Position your baby with the arms forward when cradled or when in an infant seat.
Place a finger in each of his/her hands when playing.
Encourage your baby to bring hands together to explore a toy, bottle or your face.
Put a toy with texture on your baby's chest.
Provide some side-lying time with your baby's hands together.
Encourage your baby to grasp toys and other objects. At first your baby will have an automatic grasp. As this reflex goes away, your baby will develop a more purposeful grasp.
Provide opportunities for you baby to grasp things: fingers, rattles, teething type toys.
Provide a toy during diaper change.
Help your baby practice holding on to things one hand at a time. At first your baby will drop toys frequently even if s/he is still interested in them.
If your baby has trouble letting go, gently stroke the back of the hand from wrist to fingers or bend the wrist forward a little to encourage letting go
Learning to roll from tummy to back: With you baby lying on its stomach, get your baby's attention by holding a toy in front of him/her. Then slowly move the toy toward the side and back.

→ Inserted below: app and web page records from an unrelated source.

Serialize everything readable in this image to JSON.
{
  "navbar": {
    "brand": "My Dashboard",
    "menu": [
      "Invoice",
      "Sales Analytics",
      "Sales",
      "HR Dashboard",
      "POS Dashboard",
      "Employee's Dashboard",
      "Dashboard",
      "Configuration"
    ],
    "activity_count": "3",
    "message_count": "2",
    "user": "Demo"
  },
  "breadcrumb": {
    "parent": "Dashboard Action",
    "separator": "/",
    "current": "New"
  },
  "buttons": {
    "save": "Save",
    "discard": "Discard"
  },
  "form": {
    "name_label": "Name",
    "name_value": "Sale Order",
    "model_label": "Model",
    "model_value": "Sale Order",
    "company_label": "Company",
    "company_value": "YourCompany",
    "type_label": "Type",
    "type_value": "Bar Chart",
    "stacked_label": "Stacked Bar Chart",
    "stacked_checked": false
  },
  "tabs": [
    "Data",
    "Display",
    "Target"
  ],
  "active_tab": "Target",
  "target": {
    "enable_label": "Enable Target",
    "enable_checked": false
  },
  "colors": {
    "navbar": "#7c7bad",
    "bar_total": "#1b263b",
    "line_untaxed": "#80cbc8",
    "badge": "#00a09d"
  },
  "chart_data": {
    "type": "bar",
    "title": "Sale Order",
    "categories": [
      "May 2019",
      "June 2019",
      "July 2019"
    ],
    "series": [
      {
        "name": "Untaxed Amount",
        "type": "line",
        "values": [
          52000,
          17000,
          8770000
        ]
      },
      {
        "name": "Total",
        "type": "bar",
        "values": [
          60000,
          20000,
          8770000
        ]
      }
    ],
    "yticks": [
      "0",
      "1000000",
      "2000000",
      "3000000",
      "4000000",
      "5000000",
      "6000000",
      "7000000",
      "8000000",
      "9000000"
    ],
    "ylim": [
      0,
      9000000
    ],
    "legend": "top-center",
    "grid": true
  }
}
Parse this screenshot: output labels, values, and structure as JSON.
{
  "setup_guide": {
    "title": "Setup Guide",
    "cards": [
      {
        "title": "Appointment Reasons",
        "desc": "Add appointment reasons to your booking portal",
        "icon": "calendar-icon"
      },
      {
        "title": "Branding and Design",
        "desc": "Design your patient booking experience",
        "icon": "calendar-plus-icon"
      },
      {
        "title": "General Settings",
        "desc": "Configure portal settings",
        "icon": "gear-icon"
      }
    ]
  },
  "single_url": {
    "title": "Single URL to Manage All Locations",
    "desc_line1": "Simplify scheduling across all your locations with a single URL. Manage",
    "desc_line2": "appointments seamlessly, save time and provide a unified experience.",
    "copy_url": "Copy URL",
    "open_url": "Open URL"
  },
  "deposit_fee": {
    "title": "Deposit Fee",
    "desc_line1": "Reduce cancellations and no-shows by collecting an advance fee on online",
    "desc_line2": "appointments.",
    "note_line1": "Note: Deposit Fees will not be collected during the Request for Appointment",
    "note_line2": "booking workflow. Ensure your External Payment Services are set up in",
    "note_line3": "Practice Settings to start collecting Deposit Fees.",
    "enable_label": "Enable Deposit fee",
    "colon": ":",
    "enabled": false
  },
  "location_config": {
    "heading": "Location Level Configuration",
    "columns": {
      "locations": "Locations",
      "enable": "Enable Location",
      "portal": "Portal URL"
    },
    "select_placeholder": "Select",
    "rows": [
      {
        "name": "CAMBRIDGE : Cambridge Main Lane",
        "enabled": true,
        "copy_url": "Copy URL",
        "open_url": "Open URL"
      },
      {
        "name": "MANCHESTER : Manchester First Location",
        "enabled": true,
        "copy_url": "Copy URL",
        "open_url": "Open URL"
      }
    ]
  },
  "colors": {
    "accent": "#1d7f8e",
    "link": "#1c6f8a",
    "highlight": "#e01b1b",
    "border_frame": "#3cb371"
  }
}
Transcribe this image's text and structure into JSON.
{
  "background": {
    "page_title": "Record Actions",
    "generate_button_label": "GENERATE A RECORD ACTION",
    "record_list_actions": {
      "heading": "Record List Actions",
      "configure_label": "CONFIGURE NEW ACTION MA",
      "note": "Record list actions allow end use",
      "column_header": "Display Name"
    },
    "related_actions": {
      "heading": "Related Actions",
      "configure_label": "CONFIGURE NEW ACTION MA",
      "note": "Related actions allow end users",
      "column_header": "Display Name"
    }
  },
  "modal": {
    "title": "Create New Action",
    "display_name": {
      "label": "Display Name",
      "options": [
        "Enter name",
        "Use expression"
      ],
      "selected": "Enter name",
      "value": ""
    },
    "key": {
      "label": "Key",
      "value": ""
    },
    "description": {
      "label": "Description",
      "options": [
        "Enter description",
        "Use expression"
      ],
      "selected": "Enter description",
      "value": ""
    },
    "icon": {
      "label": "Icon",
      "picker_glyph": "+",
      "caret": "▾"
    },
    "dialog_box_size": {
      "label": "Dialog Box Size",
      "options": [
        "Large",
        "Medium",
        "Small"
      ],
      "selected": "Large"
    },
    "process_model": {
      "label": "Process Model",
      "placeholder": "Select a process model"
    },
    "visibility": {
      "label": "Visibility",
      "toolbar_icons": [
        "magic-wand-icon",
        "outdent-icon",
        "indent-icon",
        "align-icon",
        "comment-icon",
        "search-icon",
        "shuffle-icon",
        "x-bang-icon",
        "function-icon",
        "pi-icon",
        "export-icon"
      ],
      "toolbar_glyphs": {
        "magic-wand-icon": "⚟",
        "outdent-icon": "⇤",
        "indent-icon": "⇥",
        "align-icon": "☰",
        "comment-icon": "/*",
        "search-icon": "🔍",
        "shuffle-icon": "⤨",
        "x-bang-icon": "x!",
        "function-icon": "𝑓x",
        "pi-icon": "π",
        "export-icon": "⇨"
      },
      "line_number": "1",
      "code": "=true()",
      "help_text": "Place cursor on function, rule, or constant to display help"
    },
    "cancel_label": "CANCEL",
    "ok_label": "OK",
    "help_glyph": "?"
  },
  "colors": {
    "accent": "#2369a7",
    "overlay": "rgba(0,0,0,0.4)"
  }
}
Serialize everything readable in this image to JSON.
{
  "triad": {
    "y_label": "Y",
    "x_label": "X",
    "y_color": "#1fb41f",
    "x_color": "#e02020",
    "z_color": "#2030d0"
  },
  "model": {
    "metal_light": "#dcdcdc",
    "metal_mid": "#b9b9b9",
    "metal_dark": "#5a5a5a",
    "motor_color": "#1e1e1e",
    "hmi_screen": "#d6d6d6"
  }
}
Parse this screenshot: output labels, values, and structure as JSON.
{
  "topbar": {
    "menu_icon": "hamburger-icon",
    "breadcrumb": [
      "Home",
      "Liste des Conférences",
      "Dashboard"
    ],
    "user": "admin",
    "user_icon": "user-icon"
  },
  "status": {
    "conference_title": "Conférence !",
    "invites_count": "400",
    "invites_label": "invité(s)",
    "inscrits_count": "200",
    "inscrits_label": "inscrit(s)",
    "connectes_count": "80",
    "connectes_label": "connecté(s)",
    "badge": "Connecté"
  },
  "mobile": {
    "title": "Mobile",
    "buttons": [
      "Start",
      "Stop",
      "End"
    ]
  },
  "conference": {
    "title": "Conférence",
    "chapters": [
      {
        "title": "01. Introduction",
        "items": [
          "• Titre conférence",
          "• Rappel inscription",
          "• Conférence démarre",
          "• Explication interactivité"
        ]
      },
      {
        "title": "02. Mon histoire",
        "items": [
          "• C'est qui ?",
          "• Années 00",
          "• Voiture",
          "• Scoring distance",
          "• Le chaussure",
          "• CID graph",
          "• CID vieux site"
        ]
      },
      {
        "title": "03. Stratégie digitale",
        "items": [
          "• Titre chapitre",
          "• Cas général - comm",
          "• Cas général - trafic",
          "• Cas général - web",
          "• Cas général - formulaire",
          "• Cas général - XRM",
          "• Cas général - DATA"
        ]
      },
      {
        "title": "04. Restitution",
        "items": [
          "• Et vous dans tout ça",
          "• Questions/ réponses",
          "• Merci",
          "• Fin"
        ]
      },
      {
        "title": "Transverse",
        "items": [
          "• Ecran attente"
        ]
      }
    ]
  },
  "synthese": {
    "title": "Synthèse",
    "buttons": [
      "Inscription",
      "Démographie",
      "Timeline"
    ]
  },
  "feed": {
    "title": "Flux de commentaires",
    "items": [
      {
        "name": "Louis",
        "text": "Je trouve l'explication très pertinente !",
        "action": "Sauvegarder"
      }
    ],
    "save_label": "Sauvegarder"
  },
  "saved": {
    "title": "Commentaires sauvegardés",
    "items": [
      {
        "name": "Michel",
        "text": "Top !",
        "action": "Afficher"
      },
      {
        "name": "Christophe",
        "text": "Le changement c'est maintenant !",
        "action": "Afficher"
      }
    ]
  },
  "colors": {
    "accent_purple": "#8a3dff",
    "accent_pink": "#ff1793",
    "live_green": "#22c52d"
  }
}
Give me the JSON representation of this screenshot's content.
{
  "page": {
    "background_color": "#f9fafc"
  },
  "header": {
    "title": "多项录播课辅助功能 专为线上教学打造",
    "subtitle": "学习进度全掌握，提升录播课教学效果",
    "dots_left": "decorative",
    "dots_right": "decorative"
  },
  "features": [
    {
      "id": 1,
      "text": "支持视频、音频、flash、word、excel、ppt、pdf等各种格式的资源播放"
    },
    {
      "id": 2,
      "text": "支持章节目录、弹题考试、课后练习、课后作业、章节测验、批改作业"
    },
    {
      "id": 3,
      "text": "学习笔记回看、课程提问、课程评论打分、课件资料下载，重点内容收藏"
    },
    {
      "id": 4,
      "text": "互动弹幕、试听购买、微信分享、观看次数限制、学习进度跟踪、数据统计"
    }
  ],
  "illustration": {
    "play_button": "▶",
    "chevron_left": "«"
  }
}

As your baby stretches to see the toy, s/he will start to roll.
Help your baby explore his/her feet.
Play with your baby's feet, kiss them, move them and play games with them.
Encourage your baby to find his/her feet with his hands.
Help your baby explore his/her toes with his lips and mouth